Rare Earth Elements in National Defense
In April 2010 Congress required the Government Accountability Office (GAO) to examine rare earths in the defense supply chain and also required the Secretary of Defense to assess the defense supply chain and develop a plan to address any shortfalls or other supply chain vulnerabilities, including a specific requirement to present a plan for the restoration of domestic NeFeB magnet production. GAO concluded that revamping the defense supply chain could take 15 years or more. Congress has required that the Secretary of Defense, pursuant to the Ike Skelton National Defense Authorization Act for FY2011 (P.L. 111-383), conduct an assessment of the rare earths supply chain issues and develop a plan to address any supply chain vulnerabilities. DOD‘s report was released in March 2012.
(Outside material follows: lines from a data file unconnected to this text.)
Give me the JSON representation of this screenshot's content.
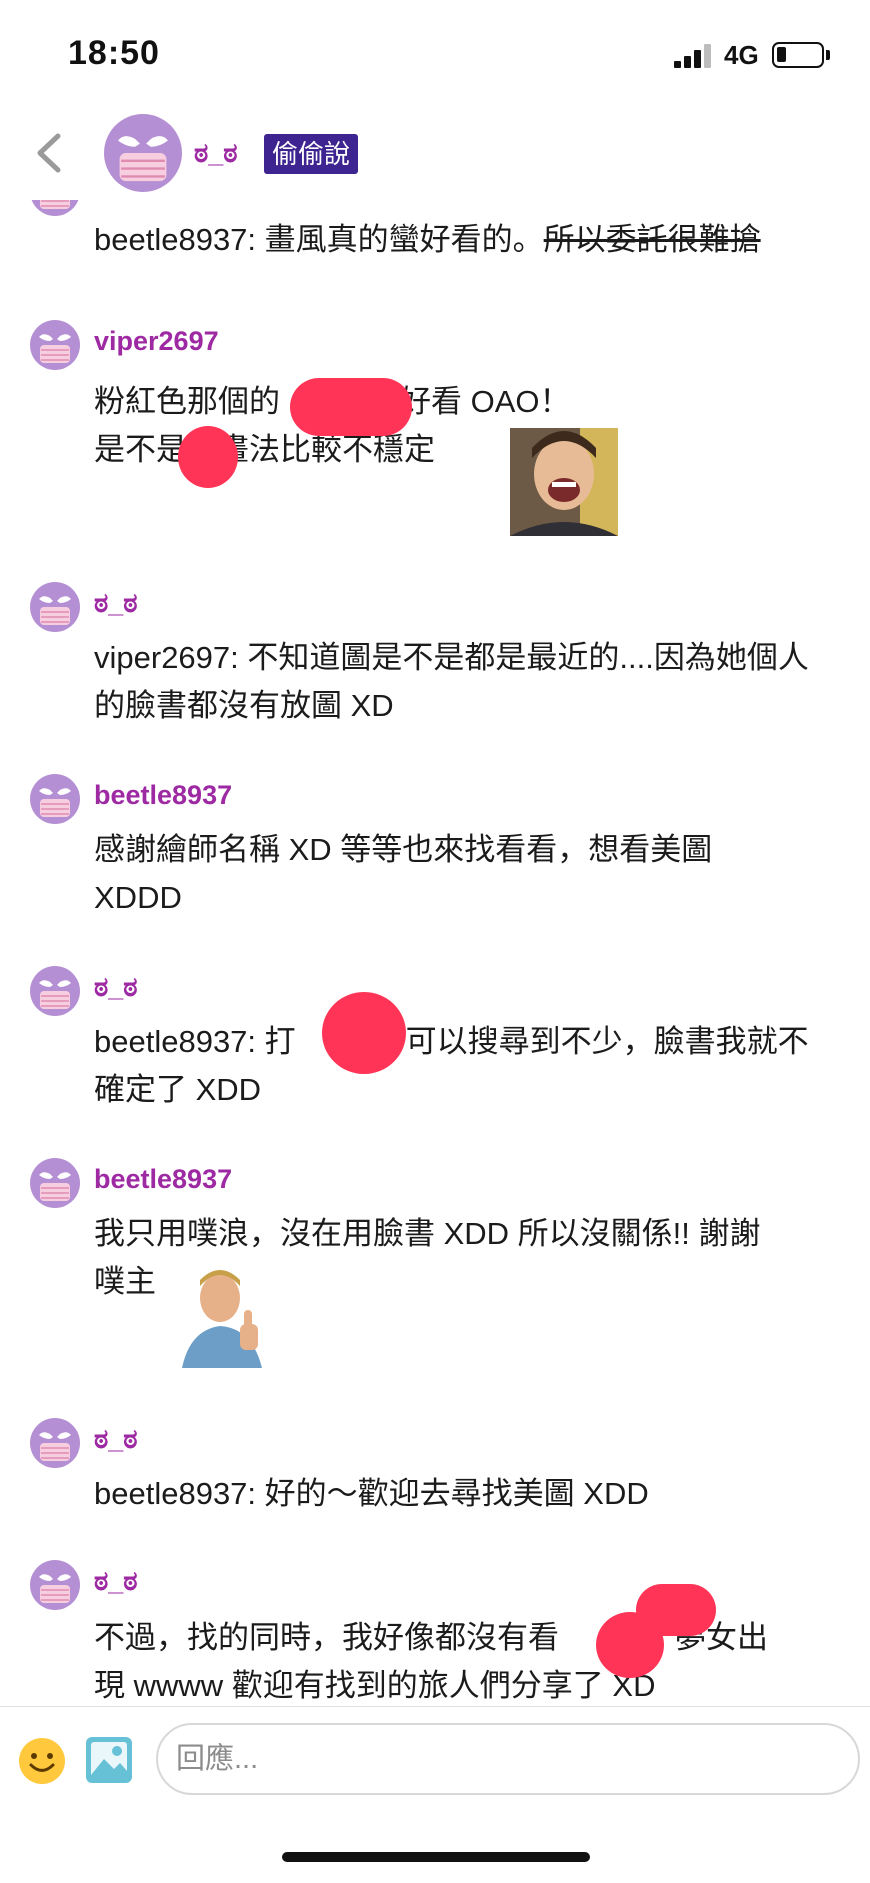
{
  "status_bar": {
    "time": "18:50",
    "network": "4G",
    "battery_level": 0.22
  },
  "header": {
    "name": "ಠ_ಠ",
    "badge": "偷偷說"
  },
  "messages": [
    {
      "name": "ಠ_ಠ",
      "text_plain": "beetle8937: 畫風真的蠻好看的。",
      "text_strike": "所以委託很難搶"
    },
    {
      "name": "viper2697",
      "line1": "粉紅色那個的",
      "line1_end": "好看 OAO！",
      "line2_start": "是不是",
      "line2_end": "的畫法比較不穩定"
    },
    {
      "name": "ಠ_ಠ",
      "text": "viper2697: 不知道圖是不是都是最近的....因為她個人的臉書都沒有放圖 XD"
    },
    {
      "name": "beetle8937",
      "text": "感謝繪師名稱 XD 等等也來找看看，想看美圖 XDDD"
    },
    {
      "name": "ಠ_ಠ",
      "line1_start": "beetle8937: 打",
      "line1_end": "可以搜尋到不少，臉書我就不",
      "line2": "確定了 XDD"
    },
    {
      "name": "beetle8937",
      "line1": "我只用噗浪，沒在用臉書 XDD 所以沒關係!! 謝謝",
      "line2": "噗主"
    },
    {
      "name": "ಠ_ಠ",
      "text": "beetle8937: 好的～歡迎去尋找美圖 XDD"
    },
    {
      "name": "ಠ_ಠ",
      "line1_start": "不過，找的同時，我好像都沒有看",
      "line1_end": "夢女出",
      "line2": "現 wwww 歡迎有找到的旅人們分享了 XD"
    }
  ],
  "input": {
    "placeholder": "回應..."
  },
  "icons": {
    "back": "chevron-left-icon",
    "emoji": "smiley-icon",
    "image": "image-icon",
    "avatar": "masked-face-icon"
  },
  "colors": {
    "name": "#9e2aa3",
    "badge": "#3d2490",
    "redaction": "#ff3456",
    "avatar_bg": "#b58fd3"
  }
}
Congress may want answers to at least four important questions on rare earth elements: (1) Are rare earth elements essential to U.S. national security? (2) How would a scarcity of rare earths affect the delivery or performance of defense weapon systems? (3) Is the United States vulnerable to supply disruptions, and if so, are there readily available and equally effective substitutes? (4) What are the short-term and long-term options that DOD may consider in response to a lack of domestic rare earth element production and China’s continued dominance?
Major New Developments
R. 1960, National Defense Authorization Act (NDAA) for FY2014
R. 1960 was introduced in the House on May 14, passed the House in a recorded vote (315-
on June 14, and was referred to the Senate on July 8, 2013. The bill contains several
provisions which would, if enacted into law, give the President more authority to conserve strategic and critical materials, as well as direct the Secretary of Defense to report on plans to assess the supply chain diversification for rare earth substitutes and develop risk mitigation strategies. The provisions appear below.
Subtitle B—National Defense Stockpile
Section 1411. Use of National Defense Stockpile for the Conservation of a Strategic and Critical Materials Supply
Section 1411 would modify the President’s authority to maintain and manage a national defense stockpile, and allow the Defense Logistics Agency to more proactively engage in the market. These changes would grant the President the authority to conserve strategic and critical materials.
(a) Presidential Responsibility for Conservation of Stockpile Materials - Section 98e(a) of Title 50, United States Code, is amended:
by redesignating paragraphs (5) and (6) as paragraphs (6) and (7), respectively; and
by inserting after paragraph (4) the following new paragraph (5):
“(5) provide for the recovery of any strategic and critical material from excess materials made available for recovery purposes by other Federal agencies;”
Congressional Research Service